_EXERCISE_
Reading through the lines below, count those that include the string "align"; the answer is that number and nothing else.

- - - -

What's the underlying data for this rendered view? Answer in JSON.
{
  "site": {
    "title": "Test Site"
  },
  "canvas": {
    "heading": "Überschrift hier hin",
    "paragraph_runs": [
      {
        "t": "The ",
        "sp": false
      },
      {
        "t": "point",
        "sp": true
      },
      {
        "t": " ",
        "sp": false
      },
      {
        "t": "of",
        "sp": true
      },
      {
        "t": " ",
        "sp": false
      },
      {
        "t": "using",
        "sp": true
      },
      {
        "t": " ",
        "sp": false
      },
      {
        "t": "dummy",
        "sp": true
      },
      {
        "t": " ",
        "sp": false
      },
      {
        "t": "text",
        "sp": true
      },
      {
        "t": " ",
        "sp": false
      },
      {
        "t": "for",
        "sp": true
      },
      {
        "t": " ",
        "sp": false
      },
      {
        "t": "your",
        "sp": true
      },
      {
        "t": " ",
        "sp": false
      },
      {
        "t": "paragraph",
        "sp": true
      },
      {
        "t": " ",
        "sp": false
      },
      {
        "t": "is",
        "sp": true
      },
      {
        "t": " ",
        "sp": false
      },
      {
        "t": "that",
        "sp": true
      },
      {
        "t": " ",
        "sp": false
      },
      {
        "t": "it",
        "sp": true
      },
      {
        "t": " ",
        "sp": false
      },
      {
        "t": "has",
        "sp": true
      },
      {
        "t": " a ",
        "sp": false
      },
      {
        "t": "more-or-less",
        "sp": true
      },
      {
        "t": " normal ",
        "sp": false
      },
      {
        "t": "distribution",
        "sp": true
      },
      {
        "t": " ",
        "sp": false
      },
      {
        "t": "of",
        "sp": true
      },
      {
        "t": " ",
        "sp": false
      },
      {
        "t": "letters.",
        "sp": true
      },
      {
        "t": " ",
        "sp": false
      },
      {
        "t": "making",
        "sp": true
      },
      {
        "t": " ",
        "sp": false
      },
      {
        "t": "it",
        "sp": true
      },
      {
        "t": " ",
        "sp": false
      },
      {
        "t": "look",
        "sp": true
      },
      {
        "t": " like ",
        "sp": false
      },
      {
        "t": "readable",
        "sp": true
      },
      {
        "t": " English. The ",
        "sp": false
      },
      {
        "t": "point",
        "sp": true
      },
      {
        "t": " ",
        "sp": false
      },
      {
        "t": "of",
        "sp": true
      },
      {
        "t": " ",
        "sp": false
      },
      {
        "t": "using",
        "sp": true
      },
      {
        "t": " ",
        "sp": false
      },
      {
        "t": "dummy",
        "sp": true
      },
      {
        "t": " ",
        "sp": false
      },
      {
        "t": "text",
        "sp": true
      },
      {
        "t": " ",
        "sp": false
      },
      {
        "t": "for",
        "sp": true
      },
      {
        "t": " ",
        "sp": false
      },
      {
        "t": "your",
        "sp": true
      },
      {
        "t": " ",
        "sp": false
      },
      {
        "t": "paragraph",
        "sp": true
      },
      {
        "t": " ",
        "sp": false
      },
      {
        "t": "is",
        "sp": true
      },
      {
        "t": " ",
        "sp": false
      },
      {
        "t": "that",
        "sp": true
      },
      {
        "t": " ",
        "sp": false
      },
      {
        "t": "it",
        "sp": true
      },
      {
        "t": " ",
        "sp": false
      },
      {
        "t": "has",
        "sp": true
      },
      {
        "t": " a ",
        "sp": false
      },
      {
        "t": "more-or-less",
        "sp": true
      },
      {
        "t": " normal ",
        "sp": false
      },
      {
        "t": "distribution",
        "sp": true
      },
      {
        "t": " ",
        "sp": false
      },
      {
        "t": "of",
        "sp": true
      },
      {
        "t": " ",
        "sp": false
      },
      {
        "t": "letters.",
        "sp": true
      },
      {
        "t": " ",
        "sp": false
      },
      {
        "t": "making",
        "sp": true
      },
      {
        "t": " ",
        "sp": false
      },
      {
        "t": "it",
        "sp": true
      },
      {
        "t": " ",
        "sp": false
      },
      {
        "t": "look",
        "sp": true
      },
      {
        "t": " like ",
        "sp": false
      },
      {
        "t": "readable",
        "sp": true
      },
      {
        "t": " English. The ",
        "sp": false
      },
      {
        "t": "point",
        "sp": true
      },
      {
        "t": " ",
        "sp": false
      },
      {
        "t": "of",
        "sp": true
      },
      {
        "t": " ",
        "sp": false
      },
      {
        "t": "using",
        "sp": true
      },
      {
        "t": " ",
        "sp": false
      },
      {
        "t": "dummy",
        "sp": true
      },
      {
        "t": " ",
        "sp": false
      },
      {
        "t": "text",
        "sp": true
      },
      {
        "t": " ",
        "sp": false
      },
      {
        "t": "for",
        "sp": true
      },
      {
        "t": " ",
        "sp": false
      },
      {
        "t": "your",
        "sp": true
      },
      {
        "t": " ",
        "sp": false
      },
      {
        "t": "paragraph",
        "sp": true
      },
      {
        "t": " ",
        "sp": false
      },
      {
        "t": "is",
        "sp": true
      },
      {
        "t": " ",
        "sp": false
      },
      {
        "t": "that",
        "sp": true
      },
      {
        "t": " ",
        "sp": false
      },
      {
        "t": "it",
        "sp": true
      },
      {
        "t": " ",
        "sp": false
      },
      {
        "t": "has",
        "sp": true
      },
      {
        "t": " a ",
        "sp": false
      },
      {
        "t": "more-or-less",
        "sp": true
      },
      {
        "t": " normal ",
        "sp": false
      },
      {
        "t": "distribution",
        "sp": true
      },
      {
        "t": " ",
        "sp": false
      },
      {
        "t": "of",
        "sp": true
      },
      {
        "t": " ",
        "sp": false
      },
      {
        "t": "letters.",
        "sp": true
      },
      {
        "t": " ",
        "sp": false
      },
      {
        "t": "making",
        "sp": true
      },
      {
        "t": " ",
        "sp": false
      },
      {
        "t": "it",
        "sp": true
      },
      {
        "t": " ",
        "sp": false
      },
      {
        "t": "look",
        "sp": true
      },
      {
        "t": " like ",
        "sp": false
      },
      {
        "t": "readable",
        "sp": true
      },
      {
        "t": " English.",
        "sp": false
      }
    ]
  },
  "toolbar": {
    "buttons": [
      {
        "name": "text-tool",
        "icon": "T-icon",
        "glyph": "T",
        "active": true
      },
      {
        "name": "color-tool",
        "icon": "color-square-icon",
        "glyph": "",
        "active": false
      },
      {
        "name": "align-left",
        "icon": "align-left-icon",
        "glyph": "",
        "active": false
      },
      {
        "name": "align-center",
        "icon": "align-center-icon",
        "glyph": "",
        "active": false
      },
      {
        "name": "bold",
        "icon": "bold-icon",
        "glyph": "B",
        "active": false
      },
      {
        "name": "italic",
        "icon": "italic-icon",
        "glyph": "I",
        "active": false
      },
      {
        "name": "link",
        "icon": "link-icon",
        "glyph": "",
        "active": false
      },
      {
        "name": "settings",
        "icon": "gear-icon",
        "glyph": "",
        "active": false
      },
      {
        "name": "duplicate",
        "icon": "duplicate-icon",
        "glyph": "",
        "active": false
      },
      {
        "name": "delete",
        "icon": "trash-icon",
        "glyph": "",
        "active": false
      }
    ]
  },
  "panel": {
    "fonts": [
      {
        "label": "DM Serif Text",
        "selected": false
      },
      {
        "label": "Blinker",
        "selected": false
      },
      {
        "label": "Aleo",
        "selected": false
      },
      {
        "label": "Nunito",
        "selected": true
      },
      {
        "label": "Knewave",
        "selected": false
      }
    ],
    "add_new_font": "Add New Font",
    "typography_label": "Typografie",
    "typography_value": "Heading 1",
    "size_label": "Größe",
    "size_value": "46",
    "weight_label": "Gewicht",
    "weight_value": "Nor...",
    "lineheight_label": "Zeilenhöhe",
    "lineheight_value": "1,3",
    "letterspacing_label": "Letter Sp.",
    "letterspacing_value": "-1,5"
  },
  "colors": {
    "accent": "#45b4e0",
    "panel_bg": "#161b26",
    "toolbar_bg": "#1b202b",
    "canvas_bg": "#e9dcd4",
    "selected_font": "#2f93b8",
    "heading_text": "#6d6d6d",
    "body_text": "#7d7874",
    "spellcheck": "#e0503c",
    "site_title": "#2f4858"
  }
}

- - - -

_ANSWER SPACE_
4